The Design Museum’s Waste Age exhibition highlighted a change in the culture of design: a new generation has taken on the challenge of reducing the industry’s impact and taking responsibility for what they put out into the world.
Harnessing this ambition, the Design Museum has been working with consultants URGE Collective to better understand the environmental impact of its temporary and touring exhibitions. Using Waste Age as a case study, the museum has created a guide to designing and developing exhibitions with a low environmental impact, developed in partnership with the Arts and Humanities Research Council (AHRC), part of UK Research and Innovation (UKRI) to reduce the environmental impact of temporary exhibitions.

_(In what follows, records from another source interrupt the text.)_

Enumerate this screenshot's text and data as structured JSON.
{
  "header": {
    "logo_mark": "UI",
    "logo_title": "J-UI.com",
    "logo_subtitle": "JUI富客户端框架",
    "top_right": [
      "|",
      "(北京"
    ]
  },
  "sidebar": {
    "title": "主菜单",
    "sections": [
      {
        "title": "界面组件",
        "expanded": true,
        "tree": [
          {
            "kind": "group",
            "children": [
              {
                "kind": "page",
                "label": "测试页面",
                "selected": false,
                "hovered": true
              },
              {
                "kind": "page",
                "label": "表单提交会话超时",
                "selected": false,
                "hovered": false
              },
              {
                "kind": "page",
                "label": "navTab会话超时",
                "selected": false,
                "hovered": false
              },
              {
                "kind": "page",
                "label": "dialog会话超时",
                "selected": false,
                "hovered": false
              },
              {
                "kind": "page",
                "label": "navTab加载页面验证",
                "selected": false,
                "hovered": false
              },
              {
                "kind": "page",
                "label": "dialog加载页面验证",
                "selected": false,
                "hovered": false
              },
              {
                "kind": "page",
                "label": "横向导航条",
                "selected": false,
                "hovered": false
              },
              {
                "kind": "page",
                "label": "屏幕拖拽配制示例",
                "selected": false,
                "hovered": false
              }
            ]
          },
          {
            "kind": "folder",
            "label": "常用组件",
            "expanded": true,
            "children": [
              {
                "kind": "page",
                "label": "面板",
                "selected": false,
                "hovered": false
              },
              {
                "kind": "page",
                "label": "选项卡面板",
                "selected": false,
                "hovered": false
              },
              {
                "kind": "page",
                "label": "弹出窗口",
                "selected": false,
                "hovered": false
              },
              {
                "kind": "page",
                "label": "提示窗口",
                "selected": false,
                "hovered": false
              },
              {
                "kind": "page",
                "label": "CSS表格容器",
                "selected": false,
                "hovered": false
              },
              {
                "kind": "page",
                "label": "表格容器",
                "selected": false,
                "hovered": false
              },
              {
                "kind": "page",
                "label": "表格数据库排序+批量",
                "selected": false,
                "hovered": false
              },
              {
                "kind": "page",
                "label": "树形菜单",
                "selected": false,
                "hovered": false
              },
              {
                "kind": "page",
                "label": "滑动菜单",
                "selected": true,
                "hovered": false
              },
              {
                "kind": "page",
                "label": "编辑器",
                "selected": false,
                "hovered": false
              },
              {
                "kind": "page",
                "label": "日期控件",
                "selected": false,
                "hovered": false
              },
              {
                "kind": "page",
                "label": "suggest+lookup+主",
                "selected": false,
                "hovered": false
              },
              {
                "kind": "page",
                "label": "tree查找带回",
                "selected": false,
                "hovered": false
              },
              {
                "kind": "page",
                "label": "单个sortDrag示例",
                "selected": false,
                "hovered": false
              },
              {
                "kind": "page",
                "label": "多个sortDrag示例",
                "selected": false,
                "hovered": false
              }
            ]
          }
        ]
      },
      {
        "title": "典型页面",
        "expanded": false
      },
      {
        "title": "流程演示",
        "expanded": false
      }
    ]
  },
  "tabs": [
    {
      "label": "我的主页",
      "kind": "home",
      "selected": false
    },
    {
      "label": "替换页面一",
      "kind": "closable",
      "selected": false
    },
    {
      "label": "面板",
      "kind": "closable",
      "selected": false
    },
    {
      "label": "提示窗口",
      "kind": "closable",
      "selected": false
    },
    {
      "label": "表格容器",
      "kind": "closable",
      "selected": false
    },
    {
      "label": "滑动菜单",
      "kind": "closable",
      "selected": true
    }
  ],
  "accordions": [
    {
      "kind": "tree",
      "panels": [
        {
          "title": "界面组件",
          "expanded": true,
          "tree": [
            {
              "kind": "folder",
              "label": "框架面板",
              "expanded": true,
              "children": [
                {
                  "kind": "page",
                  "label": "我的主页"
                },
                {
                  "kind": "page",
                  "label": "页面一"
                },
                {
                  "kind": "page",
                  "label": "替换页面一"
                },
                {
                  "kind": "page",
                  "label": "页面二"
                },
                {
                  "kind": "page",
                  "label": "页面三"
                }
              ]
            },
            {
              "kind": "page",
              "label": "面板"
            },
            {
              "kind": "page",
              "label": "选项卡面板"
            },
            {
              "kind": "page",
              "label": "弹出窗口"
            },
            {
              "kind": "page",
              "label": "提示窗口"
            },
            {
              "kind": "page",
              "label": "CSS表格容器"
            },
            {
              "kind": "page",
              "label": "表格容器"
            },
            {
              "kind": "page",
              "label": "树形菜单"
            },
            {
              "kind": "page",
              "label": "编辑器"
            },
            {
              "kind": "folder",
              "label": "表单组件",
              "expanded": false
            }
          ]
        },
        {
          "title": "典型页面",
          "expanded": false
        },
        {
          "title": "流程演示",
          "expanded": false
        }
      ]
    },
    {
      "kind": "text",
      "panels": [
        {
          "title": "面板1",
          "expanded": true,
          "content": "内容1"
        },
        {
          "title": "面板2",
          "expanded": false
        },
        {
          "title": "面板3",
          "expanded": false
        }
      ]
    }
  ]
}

The toolkit addresses key areas that need to be considered when developing an exhibition, from decisions about what to exhibit, to guidance of how to work with build contractors to choose the most suitable materials. It provides creative teams with practical tools and advice to focus attention on areas that have the greatest impact. We have produced this package with a view to sharing more widely with the cultural sector and are working with department for Digital, Media, Culture and Sport to develop it further.
If your organisation would like a free copy of our Environmental Impact Guide please visit the link below.
The museum’s educational programme aims to not only shine a light on the pressing environmental issues we all face, but also to host and foster dialogue, debate and activity that will contribute to developing sustainable solutions.
In 2019 the museum ran a national design challenge for undergraduates around finding new ways of sustainable manufacturing and encouraging increased cross-disciplinary collaboration. This programme, The Great Competition, sought to highlight how industrial innovation can help bring about a healthier, happier and more balanced future for all.
In addition, the museum has hosted a number of events on how design and architecture can take centre stage in shaping a more resilient world, such as bio-design and bio-materials workshops and a symposium in collaboration with the MA Material Futures programme at Central Saint Martins.
In 2016, the Design Museum moved to a Grade II* renovated building on Kensington High Street. This renovation was awarded the BREEAM rating of Very Good for both the design and procurement stage.
Other choices we made in the renovation of the building and its operation include:
Procuring energy from 100% renewable sources backed by Renewable Energy Guarantee of Origin (REGO)
Using 100% of the timber from sustainable sources
Maintaining a 0% (nil) to landfill waste strategy
Maintaining a 70% recycling rate target as a minimal baseline
Using a grey water harvesting system supported by SUDs across the estate
Using a district heating system with our neighbouring estate for our heating and hot water systems
Operating as little of the building as possible under gallery conditions and operating heat recovery throughout to minimise energy use
Utilising an onsite battery energy storage system to power the museum from power stored overnight, helping to improve National Grid efficiency and contributing to lower carbon emissions nationally
Reviewing and tailoring lighting and HVAC timings across the estate to minimise energy consumption
The Design Museum Shop believes design can make a big difference in combating waste and has taken steps to reduce its contribution to the problem, focussing on sourcing products which support at least one of our eight climate conscious values.
Sustainable production: products produced in a way that ensures minimal damage to the environment.
Vegan: products produced wholly from plant-based materials.
Circular / Recyclable: products made using materials previously used by other products, and/or it can be treated using a special industrial process to reclaim its constituent materials for use in future products.
Made in the UK: products manufactured in the UK using locally sourced materials, supporting local communities, and reducing carbon footprint due to a shorter distance to market.
Material from sustainable resources: products using FSC accredited wood and/or it's by-products to ensure forests are alive and thrive for future generations to enjoy.
Organic: products with organic components farmed in a manner that avoids the use of artificial fertilisers and pesticides.
Reduces Waste: products that can be used multiple times and replaces single use plastics and disposables.
Workforce Welfare: product manufacturers actively contribute to maintaining or enhancing the social and economic wellbeing of their workforce.